Mason reported Wednesday that’s what he learned in his conversations with Ohio Environmental Protection Agency staff and contractors at the scene, which was confirmed by OEPA spokesman James Lee, who during a phone conversation with the Salem News said the source of the leak had been found.
He said a vaccuum truck was removing any pooled gasoline and workers would begin the process of removing contaminated soil. Contractors on the premises included American Environmental, hired by Circle K to handle the site survey and determine how to clean up the gasoline and conduct the remediation, and Tanknology, which conducted a pressure test on the tanks and the gas lines, according to Mason.
Mason said the gasoline was being removed from the inspection wells. He explained that a different contractor on the scene Tuesday reported not finding any gasoline in inspection wells for the tanks, but when the OEPA performed it’s own inspection, gasoline was found in the inspection wells. Mason said that means gasoline was present that shouldn’t have been, outside the tanks, and it was getting into the basement next door.

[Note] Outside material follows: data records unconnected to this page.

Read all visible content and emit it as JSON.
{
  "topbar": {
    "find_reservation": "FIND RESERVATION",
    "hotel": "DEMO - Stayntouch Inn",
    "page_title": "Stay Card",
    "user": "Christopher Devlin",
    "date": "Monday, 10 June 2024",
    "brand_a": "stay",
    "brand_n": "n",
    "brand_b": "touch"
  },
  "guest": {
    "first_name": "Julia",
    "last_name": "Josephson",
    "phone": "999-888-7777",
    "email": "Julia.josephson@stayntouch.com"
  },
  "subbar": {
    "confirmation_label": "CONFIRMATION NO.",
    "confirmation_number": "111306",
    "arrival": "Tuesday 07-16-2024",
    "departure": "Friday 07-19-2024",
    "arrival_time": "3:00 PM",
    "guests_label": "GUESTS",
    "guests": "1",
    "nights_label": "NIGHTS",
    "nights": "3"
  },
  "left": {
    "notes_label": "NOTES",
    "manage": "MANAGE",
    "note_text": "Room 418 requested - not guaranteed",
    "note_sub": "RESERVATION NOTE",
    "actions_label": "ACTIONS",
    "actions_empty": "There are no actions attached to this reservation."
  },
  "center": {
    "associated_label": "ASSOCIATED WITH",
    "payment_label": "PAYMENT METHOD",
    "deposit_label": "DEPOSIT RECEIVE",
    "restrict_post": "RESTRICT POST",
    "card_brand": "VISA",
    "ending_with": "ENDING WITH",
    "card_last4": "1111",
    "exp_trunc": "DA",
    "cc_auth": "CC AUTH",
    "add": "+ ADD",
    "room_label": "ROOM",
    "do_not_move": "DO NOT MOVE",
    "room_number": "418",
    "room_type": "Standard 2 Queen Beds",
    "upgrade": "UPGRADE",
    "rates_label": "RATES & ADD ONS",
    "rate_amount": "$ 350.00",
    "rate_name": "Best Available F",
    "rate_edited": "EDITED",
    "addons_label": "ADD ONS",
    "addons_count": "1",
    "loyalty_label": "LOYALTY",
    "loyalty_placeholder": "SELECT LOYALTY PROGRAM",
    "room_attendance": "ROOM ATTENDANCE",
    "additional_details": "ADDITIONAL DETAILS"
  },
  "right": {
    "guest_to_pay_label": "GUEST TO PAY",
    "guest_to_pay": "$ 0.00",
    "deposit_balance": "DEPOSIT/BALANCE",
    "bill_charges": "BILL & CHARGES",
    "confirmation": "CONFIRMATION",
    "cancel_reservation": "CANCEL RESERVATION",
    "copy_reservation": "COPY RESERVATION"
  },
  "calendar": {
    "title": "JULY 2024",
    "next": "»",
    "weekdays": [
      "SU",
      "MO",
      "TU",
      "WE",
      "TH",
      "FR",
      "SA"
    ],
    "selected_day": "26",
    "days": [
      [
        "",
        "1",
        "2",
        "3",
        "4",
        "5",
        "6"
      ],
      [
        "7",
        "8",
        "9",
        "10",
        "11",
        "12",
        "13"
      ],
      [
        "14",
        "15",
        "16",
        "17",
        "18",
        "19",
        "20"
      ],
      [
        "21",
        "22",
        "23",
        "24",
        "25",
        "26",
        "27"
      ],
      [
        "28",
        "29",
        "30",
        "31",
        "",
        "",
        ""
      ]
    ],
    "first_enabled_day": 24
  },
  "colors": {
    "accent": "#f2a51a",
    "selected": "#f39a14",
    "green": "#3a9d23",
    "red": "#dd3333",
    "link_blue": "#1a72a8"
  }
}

Lee said that Circle K was being cooperative in all aspects to address the leak and address the needs of the homeowners, who voluntarily left their home pending everything getting cleaned up. Natural gas to the home has been shut off pending the cleanup.
Cassie Hillyer, who lives in the home with her husband Sam, their 9-month-old son Sam Jr. and two puppies, one 8 weeks old and one 9 months old, said Circle K was treating them well and was paying for their hotel and provided them with a gift card. She said she just wants everything taken care of.
The family just purchased the property in December and kicked off the new year in their new home. When the leak occurred, she said “we really didn’t have anywhere to stay.” The puppies are staying with a relative who has a small home while the family stays in the hotel.
Besides Circle K, Hillyer said everyone has been helpful and specifically noted the help of the fire department and Mason, Salem Sewer & Drain and Columbia Gas. Salem Sewer & Drain and Columbia Gas had been on the scene Tuesday as part of the investigation
Mason said the fire department and Columbia Gas were initially called to the residence Monday for a gas odor, detecting just a slight odor that they thought could be coming through an open window, but the odor was a lot stronger on Tuesday. Columbia Gas had returned and Salem Sewer and Drain had come to the scene also. Both the city service and water departments and the city health department had been there, too, along with the first contractor Circle K had checking the fuel tanks and inspection wells for a gasoline leak. There had been no evidence of contaminants in the storm drains or sanitary sewer system.
Lee said there were no impacts to local drinking water and that gasoline was not leaking out of the fuel tanks.
“There will be followup by the OEPA,” he said.